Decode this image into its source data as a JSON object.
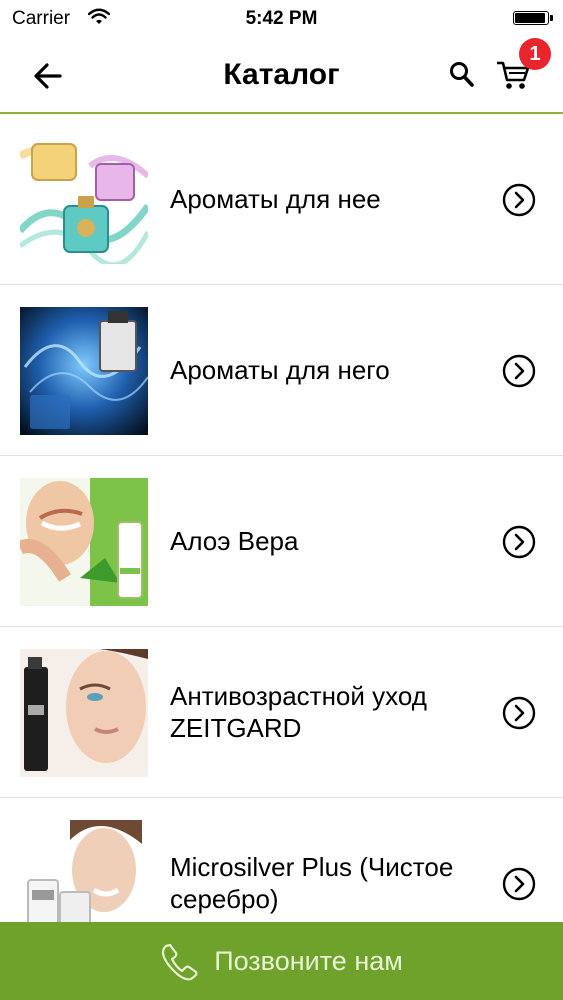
{
  "status_bar": {
    "carrier": "Carrier",
    "time": "5:42 PM"
  },
  "nav": {
    "title": "Каталог",
    "cart_count": "1"
  },
  "catalog": {
    "items": [
      {
        "label": "Ароматы для нее"
      },
      {
        "label": "Ароматы для него"
      },
      {
        "label": "Алоэ Вера"
      },
      {
        "label": "Антивозрастной уход ZEITGARD"
      },
      {
        "label": "Microsilver Plus (Чистое серебро)"
      }
    ]
  },
  "footer": {
    "call_label": "Позвоните нам"
  },
  "colors": {
    "accent_green": "#6ea22a",
    "badge_red": "#e8242c",
    "divider_green": "#8db33a"
  }
}
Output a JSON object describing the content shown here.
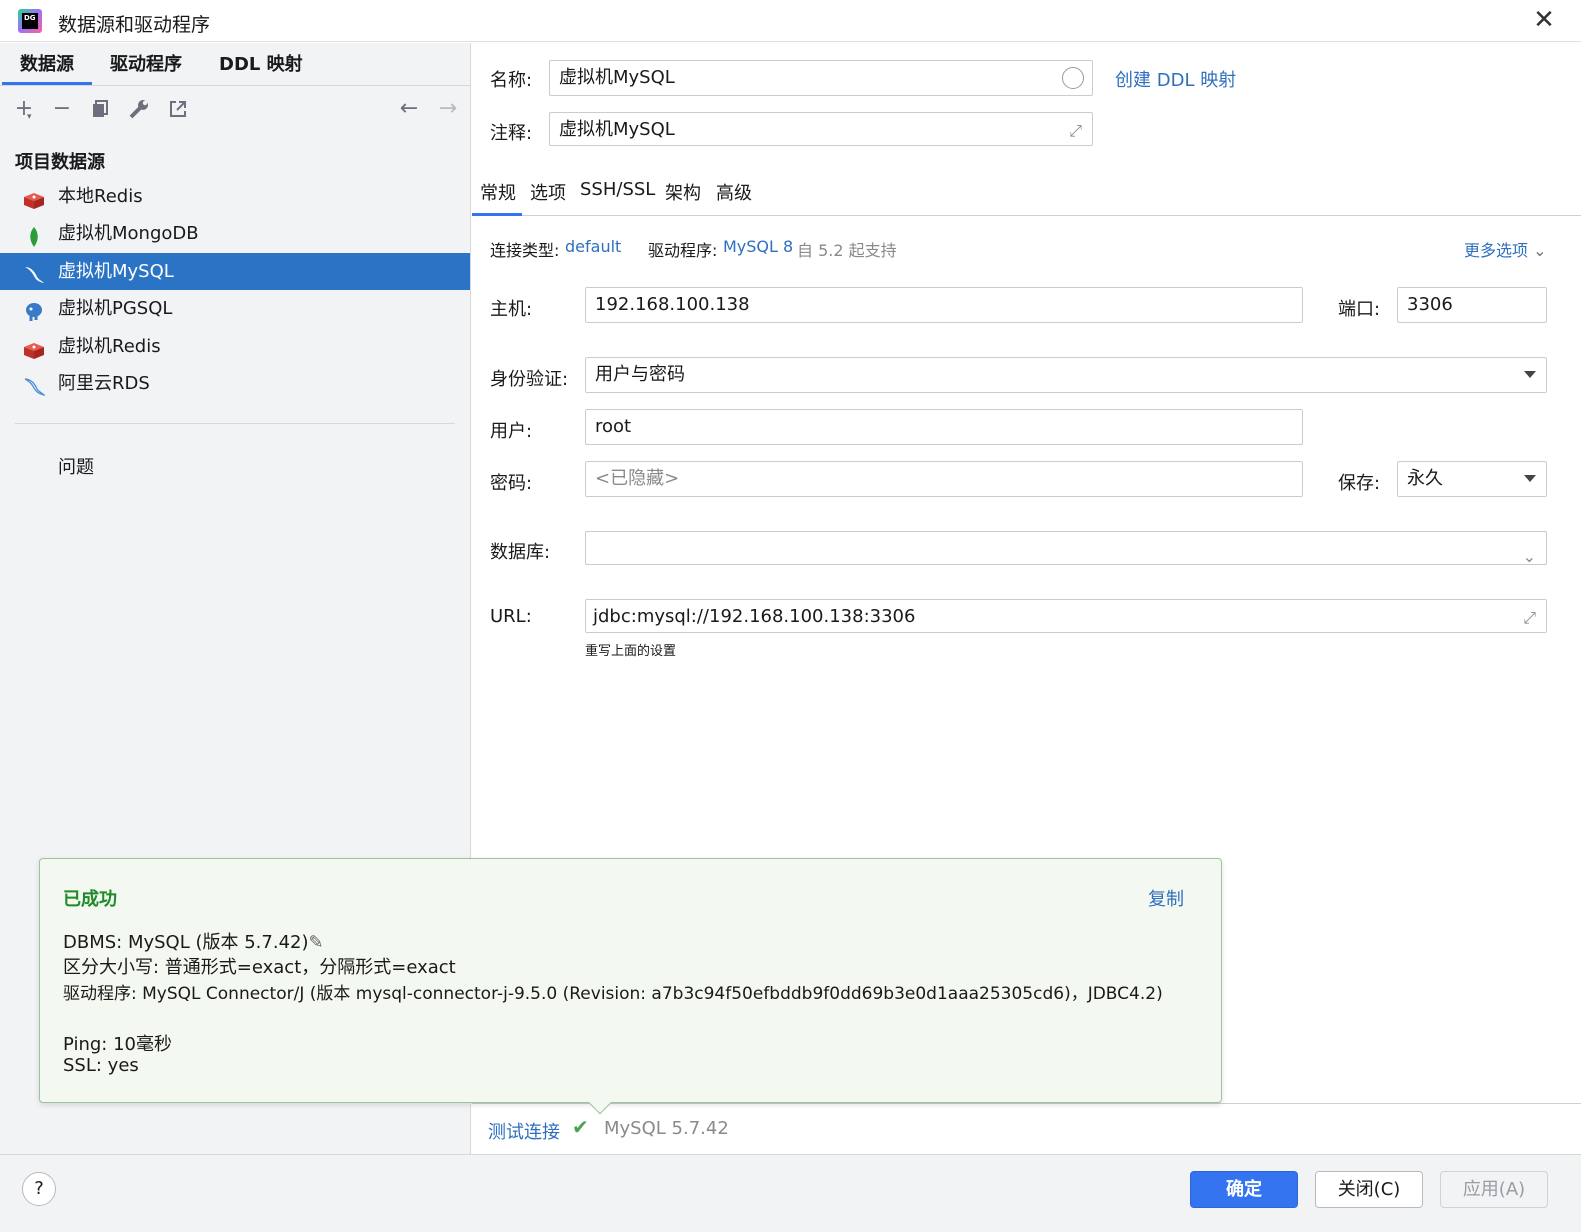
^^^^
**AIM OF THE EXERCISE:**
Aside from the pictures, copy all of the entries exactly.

**PROBLEM SOLUTION:**
Decode this image into its source data as a JSON object.
{
  "status_bar": {
    "carrier": "Carrier",
    "time": "5:42 PM"
  },
  "nav": {
    "title": "Каталог",
    "cart_count": "1"
  },
  "catalog": {
    "items": [
      {
        "label": "Ароматы для нее"
      },
      {
        "label": "Ароматы для него"
      },
      {
        "label": "Алоэ Вера"
      },
      {
        "label": "Антивозрастной уход ZEITGARD"
      },
      {
        "label": "Microsilver Plus (Чистое серебро)"
      }
    ]
  },
  "footer": {
    "call_label": "Позвоните нам"
  },
  "colors": {
    "accent_green": "#6ea22a",
    "badge_red": "#e8242c",
    "divider_green": "#8db33a"
  }
}
Output a JSON object describing the content shown here.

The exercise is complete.